11th Grade University High Student Ruth Welch on working with WILL Youth Outreach programs
Have you ever met an 8th grader whose knowledge of segregation and racism stems from conversations with people who experienced the repercussions of the1954 Brown v Board of Education case firsthand? Have you ever encountered a 9th grader who could tell you what a genetic algorithm is? Have you ever come across a 10th grader who could tell you about the struggles and triumphs of the Jewish population in his or her community? Have you ever met an 11th grader who knows that journalism is about so much more than writing editorials or sharing the results of the latest basketball game? If not, then you certainly haven't talked to the teens who have been lucky enough to work with WILL on one or more of its numerous youth outreach projects.

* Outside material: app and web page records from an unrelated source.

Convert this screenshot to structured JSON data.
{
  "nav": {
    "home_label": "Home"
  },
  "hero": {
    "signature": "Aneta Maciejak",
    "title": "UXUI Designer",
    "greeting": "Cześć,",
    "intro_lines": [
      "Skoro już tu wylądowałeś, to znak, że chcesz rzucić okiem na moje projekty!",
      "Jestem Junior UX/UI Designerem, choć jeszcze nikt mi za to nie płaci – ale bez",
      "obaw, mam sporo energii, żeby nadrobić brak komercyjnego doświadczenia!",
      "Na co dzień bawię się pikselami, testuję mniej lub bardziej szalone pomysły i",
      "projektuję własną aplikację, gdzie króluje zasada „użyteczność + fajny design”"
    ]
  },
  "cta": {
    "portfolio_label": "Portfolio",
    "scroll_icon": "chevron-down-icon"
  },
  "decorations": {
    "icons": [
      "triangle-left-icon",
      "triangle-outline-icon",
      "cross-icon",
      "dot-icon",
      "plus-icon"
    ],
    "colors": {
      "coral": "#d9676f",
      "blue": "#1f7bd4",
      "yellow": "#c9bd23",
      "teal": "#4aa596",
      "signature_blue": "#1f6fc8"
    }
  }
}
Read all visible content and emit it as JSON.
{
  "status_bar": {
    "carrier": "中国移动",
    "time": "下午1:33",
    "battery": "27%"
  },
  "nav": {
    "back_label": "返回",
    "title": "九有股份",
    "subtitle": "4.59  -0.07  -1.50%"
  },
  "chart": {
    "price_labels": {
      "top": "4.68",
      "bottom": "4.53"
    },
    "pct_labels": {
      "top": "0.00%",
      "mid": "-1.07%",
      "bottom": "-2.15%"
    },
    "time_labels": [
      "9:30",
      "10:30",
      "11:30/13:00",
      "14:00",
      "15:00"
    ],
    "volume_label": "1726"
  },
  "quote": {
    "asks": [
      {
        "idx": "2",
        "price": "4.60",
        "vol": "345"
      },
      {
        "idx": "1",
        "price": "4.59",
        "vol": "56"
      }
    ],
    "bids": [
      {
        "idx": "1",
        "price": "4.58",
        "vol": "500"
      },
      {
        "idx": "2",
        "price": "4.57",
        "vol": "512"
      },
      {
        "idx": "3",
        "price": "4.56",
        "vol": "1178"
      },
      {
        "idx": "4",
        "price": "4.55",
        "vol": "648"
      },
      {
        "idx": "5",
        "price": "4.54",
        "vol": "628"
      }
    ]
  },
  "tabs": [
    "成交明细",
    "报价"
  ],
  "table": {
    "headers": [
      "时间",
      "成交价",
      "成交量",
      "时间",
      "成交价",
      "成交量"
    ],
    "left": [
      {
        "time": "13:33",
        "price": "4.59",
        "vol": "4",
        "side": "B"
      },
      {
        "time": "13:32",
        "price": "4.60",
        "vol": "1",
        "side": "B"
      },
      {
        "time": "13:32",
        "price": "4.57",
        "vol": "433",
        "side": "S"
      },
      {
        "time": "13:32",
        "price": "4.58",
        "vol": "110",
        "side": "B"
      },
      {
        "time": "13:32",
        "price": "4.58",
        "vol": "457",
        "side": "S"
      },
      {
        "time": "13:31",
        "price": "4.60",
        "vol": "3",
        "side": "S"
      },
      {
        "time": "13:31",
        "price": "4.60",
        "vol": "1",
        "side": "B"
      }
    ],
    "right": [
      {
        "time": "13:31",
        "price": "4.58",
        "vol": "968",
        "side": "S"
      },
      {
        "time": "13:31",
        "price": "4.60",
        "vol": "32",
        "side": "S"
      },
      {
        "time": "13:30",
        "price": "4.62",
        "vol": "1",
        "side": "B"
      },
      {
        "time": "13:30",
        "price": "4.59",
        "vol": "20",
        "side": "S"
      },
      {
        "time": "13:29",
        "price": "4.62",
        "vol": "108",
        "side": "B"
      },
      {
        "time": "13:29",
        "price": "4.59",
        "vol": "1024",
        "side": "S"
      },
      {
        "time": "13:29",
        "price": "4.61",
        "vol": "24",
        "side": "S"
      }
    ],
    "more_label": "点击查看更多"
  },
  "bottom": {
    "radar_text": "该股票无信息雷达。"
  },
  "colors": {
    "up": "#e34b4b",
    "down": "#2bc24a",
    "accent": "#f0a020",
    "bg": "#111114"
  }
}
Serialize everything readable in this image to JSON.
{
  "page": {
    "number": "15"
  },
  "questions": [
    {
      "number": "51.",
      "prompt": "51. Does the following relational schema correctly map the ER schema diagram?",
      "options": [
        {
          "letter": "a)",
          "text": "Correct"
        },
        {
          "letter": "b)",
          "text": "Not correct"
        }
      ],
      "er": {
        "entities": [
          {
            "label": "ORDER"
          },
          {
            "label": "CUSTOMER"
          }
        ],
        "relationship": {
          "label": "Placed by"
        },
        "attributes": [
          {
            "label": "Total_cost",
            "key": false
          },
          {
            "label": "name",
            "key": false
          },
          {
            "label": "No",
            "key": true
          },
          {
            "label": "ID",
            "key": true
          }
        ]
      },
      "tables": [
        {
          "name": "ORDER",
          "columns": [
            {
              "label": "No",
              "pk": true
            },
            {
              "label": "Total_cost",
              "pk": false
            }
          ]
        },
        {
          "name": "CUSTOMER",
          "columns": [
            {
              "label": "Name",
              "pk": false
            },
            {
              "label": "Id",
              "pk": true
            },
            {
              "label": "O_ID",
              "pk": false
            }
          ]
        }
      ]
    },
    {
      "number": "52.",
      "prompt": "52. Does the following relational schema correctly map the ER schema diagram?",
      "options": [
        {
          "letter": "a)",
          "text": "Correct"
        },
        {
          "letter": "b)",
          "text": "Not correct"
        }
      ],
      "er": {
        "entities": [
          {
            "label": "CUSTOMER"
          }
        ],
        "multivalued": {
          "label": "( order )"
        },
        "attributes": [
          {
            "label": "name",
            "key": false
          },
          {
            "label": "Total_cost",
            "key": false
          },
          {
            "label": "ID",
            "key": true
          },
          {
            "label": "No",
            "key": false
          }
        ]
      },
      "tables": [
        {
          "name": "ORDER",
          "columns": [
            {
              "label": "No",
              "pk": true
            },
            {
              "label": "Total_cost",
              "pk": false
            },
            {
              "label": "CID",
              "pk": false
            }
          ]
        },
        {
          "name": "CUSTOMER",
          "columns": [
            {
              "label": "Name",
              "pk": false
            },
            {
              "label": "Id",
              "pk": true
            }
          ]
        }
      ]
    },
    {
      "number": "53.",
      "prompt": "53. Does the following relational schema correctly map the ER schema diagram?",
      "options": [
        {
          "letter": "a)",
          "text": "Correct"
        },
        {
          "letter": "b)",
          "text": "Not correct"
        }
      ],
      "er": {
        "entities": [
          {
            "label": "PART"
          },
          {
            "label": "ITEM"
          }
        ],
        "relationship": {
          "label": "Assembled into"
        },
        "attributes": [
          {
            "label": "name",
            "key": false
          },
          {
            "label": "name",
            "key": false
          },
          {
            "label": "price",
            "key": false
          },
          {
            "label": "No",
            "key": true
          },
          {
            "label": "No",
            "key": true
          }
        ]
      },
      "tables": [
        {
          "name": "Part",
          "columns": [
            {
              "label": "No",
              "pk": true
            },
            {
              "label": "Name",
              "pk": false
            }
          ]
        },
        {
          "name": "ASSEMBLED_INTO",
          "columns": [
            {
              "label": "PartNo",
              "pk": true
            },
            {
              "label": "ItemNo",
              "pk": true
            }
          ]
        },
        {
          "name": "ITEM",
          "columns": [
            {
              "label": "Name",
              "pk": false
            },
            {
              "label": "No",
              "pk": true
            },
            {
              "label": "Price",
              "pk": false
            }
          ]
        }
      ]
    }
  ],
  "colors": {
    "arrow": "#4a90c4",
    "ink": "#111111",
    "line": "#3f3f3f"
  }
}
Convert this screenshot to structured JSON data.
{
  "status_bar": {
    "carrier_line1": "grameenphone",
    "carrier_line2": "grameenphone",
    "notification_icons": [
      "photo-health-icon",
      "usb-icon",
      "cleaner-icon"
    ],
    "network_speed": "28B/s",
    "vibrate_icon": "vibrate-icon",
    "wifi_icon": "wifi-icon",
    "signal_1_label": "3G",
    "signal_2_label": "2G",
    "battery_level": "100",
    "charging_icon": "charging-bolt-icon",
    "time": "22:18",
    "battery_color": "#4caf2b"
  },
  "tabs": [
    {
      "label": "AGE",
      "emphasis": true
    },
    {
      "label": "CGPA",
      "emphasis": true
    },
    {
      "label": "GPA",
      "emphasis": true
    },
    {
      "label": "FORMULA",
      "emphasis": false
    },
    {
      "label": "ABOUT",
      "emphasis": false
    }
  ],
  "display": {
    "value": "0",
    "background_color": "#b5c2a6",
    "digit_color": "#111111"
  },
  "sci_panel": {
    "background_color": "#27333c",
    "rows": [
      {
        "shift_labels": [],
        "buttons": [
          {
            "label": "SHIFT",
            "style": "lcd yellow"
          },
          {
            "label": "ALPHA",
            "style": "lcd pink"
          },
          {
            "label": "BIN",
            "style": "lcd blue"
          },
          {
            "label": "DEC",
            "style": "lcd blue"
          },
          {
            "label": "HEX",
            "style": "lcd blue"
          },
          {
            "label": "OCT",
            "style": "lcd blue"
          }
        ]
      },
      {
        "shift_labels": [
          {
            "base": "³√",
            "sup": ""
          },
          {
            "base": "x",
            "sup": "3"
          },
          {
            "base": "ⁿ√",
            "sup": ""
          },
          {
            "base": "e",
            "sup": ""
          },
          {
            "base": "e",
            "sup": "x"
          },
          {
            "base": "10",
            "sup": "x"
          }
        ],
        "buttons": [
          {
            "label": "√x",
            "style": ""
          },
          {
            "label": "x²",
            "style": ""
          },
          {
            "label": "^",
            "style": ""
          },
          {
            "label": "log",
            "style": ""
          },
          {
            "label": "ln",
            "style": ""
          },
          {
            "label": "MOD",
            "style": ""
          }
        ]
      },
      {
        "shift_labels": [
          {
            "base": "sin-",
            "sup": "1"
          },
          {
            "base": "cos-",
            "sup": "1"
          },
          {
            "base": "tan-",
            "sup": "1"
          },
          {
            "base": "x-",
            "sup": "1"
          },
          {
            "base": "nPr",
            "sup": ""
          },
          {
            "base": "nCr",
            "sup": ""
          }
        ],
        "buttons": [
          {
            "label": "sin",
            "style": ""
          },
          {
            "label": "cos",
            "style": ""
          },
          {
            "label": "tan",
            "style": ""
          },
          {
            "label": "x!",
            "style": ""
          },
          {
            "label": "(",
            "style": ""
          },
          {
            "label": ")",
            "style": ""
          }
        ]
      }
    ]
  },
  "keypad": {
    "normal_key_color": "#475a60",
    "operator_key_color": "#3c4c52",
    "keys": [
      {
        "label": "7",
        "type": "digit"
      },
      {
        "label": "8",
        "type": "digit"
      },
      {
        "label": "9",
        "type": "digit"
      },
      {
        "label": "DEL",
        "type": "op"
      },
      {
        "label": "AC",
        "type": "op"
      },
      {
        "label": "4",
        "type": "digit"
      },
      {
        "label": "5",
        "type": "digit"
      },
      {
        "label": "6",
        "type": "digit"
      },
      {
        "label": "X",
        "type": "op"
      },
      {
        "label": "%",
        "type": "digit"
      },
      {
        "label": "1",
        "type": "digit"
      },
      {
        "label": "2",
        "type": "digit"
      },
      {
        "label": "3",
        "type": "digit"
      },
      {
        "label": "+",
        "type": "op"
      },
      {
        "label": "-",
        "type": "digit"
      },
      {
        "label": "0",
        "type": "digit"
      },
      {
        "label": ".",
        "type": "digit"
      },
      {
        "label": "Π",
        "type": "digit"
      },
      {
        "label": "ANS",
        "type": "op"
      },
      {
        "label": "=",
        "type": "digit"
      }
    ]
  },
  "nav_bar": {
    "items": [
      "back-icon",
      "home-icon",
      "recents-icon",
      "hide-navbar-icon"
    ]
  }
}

However, if you were to meet me, an 11th grader at University Laboratory High School who has participated in three WILL youth outreach programs, you would be able to answer yes to all of the above questions. In my three years working with WILL, I have met people whose childhoods were shaped by the outcome of the 1954 Brown v Board of Education case. I've heard the stories of people who have endured derision and ridicule because of their religious beliefs. And I would be thrilled to tell you about the myriad of ways in which genetic algorithms influence your life daily. Working with my community's public radio station has transformed me into a more aware and worldly individual, a transformation that many people do not undergo prior to college.
Working with WILL has also taught me what radio journalism is really about: connecting with people. Of course, I have also learned all about the technological aspects of radio journalism: I know how to edit interviews, write scripts, and voice programs. But the most valuable thing that my experiences with WILL have taught me is how to connect with people, no matter how different they may be from me. This ability is sure to be invaluable no matter what my future career path. I do not believe that I could have learned this skill so thoroughly anywhere but at my community's public radio station.
As a junior in high school, I'm not sure what I want to do with the rest of my life. But working with WILL has certainly given me people skills that I will need wherever I go. Furthermore, my experiences at WILL have instilled in me a love of people and their stories that may very well prompt me to enter the field of journalism. What I have learned at my public radio station has prepared me for whatever field I choose to pursue, and I hope that many more high school students will have the opportunity that I have had.